TASK REQUIREMENTS –
Count how many lines in the entries below hold "from". Only the number belongs in the answer.
--- PROVIDED RECORDS ---
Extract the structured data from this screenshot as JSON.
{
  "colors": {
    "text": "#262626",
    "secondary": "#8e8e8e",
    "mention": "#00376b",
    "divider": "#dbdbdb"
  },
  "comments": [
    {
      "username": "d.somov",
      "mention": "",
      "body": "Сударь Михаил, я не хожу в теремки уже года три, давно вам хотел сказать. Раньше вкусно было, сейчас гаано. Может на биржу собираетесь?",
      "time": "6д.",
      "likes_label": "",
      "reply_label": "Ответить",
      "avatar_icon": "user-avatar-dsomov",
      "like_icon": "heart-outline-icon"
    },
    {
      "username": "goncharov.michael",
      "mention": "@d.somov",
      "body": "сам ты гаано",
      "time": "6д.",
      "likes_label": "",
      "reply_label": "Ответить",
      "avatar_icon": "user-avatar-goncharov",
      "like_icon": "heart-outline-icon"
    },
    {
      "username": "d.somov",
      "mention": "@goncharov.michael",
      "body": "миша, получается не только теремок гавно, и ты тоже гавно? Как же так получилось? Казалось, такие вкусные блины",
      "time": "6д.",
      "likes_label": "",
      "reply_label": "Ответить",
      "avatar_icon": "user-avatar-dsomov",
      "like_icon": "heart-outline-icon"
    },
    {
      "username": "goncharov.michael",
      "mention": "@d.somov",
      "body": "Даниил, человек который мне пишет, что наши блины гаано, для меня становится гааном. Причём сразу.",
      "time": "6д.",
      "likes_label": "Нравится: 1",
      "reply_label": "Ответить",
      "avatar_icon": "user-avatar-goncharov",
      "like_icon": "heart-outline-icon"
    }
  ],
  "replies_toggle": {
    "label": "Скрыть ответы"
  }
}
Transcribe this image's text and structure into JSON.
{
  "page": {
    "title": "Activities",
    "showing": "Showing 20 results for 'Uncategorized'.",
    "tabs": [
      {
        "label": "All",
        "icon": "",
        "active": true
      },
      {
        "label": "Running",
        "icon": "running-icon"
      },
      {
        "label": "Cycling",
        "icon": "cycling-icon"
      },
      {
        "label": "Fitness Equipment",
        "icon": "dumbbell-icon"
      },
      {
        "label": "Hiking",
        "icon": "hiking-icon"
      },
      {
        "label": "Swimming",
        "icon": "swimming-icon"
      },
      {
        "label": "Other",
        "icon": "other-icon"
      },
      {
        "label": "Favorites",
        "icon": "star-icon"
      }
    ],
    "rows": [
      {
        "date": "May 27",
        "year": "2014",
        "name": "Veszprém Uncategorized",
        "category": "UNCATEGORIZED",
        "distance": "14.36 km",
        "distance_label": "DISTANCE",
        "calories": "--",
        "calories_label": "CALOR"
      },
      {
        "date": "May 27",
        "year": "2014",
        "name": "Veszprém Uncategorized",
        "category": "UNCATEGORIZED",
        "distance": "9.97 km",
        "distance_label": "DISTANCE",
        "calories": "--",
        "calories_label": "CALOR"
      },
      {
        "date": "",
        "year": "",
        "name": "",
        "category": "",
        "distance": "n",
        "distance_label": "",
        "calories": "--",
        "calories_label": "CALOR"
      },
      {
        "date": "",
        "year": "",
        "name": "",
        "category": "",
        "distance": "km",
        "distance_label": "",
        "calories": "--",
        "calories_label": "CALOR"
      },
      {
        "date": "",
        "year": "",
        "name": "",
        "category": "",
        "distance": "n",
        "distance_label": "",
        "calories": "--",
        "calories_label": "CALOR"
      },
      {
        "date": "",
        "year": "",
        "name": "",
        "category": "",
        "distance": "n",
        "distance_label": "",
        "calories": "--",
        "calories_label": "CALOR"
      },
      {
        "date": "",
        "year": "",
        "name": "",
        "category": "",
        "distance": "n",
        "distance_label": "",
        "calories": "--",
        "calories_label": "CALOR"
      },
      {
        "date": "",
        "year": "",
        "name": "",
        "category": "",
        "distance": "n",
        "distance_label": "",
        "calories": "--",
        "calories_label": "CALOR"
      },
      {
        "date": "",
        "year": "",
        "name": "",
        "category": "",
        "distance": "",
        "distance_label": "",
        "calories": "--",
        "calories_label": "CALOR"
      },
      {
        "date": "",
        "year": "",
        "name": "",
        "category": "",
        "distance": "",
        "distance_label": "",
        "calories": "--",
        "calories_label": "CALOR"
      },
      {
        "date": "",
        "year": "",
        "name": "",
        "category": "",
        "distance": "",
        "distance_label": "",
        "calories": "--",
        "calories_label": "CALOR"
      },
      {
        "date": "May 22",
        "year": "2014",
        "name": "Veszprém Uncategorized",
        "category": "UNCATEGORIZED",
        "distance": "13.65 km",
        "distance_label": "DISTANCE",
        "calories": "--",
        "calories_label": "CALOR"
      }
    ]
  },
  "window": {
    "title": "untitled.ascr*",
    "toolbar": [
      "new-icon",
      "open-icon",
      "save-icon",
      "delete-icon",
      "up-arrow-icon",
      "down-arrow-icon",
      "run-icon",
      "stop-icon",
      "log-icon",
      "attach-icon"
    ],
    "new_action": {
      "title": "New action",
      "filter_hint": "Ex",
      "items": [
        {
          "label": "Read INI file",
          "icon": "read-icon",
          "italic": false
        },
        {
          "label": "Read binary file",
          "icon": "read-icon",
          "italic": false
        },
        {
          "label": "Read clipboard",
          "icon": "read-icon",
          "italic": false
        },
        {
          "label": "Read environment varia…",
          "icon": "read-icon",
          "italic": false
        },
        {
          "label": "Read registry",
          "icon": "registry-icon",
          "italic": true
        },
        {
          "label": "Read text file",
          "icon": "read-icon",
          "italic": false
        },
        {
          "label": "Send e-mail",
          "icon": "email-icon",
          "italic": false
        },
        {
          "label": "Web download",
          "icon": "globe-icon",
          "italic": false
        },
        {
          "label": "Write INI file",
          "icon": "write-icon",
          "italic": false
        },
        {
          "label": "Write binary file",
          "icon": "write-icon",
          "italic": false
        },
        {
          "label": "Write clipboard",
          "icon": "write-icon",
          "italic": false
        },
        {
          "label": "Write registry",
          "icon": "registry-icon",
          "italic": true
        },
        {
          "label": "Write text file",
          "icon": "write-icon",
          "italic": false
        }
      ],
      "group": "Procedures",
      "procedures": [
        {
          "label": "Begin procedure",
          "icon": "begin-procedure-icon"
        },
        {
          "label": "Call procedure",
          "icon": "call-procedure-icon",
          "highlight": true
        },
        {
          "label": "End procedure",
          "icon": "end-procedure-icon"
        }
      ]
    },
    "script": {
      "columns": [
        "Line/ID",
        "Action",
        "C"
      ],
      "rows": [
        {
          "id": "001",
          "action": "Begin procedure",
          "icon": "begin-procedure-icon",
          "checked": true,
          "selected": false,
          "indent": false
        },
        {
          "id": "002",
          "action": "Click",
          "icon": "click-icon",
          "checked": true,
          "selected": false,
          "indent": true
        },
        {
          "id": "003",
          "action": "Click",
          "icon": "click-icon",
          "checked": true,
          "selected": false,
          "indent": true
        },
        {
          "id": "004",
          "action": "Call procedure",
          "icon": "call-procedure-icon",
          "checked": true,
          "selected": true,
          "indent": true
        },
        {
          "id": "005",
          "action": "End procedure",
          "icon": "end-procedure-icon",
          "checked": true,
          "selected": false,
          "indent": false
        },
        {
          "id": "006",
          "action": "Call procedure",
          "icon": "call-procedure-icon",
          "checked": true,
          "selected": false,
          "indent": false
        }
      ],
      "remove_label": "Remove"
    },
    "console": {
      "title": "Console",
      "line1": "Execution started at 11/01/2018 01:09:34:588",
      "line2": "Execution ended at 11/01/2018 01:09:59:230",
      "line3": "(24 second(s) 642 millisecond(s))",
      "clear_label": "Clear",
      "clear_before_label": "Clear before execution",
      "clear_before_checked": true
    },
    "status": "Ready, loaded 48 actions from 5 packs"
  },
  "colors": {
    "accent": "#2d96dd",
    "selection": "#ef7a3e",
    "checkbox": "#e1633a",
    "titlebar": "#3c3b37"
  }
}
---
WRITTEN SOLUTION –
2